TRUE, FALSE, or logical vector of length equal to the number of models. If TRUE, the estimate, conf.low, and conf.high statistics are exponentiated, and the std.error is transformed to exp(estimate)*std.error.


a data.frame (or tibble) with the same number of columns as your main table. By default, rows are appended to the bottom of the table. You can define a "position" attribute of integers to set the row positions. See Examples section below.


TRUE or FALSE. When the 'models' argument includes several model objects, TRUE draws terms in separate facets, and FALSE draws terms side-by-side (dodged).


TRUE returns a 'ggplot2' object, FALSE returns the data.frame used to draw the plot.


A list of 'ggplot2' geoms to add to the background of the plot. This is especially useful to display annotations "behind" the 'geom_pointrange' that 'modelplot' draws.
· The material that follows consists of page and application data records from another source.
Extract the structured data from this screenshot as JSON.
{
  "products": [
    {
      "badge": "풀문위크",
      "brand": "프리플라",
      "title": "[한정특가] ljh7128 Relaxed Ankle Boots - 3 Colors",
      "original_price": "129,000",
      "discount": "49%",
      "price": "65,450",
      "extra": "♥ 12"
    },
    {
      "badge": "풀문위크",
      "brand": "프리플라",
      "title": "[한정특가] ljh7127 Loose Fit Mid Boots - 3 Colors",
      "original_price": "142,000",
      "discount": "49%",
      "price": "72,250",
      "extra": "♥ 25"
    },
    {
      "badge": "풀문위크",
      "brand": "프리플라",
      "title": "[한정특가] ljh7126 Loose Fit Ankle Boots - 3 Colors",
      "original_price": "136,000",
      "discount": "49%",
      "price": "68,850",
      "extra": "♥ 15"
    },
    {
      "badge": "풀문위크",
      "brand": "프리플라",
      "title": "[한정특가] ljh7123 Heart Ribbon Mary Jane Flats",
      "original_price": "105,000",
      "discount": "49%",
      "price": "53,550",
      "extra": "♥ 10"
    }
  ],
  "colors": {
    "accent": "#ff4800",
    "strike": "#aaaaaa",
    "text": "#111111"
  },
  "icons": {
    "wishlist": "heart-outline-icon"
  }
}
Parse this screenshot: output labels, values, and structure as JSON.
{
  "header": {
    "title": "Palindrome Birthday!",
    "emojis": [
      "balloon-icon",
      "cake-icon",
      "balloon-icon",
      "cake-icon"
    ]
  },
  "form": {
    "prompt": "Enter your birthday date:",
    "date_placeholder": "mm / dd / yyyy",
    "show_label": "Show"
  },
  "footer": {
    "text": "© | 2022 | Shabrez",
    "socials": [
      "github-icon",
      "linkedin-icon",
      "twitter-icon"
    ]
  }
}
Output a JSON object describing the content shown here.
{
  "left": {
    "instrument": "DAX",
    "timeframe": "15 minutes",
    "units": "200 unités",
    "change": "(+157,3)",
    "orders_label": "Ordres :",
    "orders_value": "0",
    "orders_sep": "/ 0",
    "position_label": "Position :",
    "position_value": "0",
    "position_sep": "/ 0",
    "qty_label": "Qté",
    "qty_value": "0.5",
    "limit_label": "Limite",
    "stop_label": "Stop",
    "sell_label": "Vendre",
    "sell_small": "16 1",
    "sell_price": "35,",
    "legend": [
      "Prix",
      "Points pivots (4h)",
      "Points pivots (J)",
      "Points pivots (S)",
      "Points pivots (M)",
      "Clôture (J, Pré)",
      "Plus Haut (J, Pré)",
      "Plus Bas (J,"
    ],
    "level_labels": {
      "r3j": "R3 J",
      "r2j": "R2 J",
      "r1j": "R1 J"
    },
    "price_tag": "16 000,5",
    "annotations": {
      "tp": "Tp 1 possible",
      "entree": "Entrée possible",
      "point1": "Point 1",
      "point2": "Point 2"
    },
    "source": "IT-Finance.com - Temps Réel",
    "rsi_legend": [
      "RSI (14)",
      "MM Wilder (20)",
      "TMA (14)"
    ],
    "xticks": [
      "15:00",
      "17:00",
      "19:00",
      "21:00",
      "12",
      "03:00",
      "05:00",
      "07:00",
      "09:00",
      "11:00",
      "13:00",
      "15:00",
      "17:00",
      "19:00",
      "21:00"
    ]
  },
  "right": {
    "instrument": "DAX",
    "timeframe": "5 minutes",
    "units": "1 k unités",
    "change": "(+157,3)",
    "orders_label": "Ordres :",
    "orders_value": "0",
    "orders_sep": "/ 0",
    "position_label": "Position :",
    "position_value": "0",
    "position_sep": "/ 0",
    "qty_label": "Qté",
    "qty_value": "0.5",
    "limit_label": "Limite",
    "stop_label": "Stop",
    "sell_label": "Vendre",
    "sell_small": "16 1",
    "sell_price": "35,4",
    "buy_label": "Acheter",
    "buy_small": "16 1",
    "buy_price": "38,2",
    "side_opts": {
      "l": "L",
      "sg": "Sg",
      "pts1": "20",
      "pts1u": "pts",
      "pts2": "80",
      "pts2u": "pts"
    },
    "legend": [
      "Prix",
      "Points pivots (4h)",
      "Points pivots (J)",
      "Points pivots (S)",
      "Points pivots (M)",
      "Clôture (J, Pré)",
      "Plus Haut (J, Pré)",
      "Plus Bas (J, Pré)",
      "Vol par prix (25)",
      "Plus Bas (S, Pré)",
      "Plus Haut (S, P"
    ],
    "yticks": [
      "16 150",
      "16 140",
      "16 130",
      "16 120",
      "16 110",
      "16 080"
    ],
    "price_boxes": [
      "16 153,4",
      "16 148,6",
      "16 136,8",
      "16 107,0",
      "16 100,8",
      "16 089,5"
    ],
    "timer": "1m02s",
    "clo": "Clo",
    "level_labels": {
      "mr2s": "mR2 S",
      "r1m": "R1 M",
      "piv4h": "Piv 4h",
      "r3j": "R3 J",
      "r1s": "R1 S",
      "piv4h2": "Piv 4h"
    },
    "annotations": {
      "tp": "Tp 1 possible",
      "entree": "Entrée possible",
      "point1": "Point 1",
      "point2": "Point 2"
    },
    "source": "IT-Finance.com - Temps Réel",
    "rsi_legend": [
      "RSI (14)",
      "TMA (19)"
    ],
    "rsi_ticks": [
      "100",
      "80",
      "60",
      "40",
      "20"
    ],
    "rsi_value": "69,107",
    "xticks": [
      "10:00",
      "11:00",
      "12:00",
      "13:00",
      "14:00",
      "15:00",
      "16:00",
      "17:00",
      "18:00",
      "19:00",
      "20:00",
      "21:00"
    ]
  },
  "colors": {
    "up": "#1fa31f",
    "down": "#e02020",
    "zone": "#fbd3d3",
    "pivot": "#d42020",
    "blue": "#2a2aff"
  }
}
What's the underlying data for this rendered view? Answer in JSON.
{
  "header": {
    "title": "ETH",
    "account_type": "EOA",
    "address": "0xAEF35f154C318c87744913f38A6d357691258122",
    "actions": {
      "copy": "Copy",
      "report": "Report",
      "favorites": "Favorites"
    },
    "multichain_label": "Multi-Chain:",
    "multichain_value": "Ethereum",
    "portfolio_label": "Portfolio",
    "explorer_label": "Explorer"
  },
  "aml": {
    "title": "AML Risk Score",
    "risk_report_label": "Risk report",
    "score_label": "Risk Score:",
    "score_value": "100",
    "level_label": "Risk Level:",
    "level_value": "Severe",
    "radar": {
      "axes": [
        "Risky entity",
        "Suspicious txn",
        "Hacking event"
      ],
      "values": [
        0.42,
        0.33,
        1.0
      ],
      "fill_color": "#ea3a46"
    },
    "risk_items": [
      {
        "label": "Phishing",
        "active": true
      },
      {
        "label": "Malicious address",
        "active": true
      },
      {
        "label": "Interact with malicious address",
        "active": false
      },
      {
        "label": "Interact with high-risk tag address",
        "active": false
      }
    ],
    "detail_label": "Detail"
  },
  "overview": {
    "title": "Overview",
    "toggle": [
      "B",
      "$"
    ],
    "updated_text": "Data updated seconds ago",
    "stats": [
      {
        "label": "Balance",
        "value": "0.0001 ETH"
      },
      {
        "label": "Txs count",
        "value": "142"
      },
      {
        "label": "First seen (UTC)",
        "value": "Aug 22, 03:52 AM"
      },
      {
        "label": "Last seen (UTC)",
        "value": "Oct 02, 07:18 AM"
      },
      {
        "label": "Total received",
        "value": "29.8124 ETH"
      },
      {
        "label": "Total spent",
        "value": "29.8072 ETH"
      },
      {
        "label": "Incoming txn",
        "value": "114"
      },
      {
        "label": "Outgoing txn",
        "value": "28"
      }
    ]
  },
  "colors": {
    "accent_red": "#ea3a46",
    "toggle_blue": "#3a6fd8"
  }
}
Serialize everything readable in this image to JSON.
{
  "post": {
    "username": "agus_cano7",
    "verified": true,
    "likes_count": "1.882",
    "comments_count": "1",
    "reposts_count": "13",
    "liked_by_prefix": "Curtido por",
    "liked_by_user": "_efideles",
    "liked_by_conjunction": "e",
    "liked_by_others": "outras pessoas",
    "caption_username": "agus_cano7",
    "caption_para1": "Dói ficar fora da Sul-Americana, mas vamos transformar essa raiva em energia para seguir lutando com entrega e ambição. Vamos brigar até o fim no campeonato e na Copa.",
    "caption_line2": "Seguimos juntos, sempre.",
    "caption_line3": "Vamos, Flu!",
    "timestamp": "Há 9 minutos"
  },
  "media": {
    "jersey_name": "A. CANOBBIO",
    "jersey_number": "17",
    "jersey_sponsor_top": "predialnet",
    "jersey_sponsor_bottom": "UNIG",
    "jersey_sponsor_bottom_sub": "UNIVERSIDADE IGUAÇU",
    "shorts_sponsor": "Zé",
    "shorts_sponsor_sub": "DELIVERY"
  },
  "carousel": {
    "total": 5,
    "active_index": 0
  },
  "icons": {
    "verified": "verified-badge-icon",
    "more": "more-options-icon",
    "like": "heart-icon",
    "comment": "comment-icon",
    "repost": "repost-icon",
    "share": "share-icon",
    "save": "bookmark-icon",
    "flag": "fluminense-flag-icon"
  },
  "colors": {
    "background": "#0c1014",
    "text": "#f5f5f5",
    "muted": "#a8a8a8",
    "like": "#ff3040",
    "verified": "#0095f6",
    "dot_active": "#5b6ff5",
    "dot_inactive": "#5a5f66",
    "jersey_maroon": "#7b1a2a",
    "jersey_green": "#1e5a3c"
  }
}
all other arguments are passed through to the extractor and table-making functions (by default broom::tidy and kableExtra::kbl, but this can be customized). This allows users to pass arguments directly to modelsummary in order to affect the behavior of other functions behind the scenes. For example,

  • metrics="none", metrics="all", or metrics=c("R2", "RMSE") to select the goodness-of-fit extracted by the performance package (must have set options(modelsummary_get="easystats") first). This can be useful for some models when statistics take a long time to compute. See ?performance::performance


if (FALSE) {


# single model
mod <- lm(hp ~ vs + drat, mtcars)

# omit terms with string matches or regexes
modelplot(mod, coef_omit = 'Interc')

# rename, reorder and subset with 'coef_map'
cm <- c('vs' = 'V-shape engine',
  'drat' = 'Rear axle ratio')
modelplot(mod, coef_map = cm)

# several models
models <- list()
models[['Small model']] <- lm(hp ~ vs, mtcars)
models[['Medium model']] <- lm(hp ~ vs + factor(cyl), mtcars)
models[['Large model']] <- lm(hp ~ vs + drat + factor(cyl), mtcars)

# add_rows: add an empty reference category

mod <- lm(hp ~ factor(cyl), mtcars)

add_rows = data.frame(
  term = "factory(cyl)4",
  model = "Model 1",
  estimate = NA)
attr(add_rows, "position") = 3
modelplot(mod, add_rows = add_rows)

# customize your plots with 'ggplot2' functions

modelplot(models) +
  scale_color_brewer(type = 'qual') +

# pass arguments to 'geom_pointrange' through the ... ellipsis
modelplot(mod, color = 'red', size = 1, fatten = .5)

# add geoms to the background, behind geom_pointrange
b <- list(geom_vline(xintercept = 0, color = 'orange'),
  annotate("rect", alpha = .1,
    xmin = -.5, xmax = .5,
    ymin = -Inf, ymax = Inf),
  geom_point(aes(y = term, x = estimate), alpha = .3,
    size = 10, color = 'red', shape = 'square'))
modelplot(mod, background = b)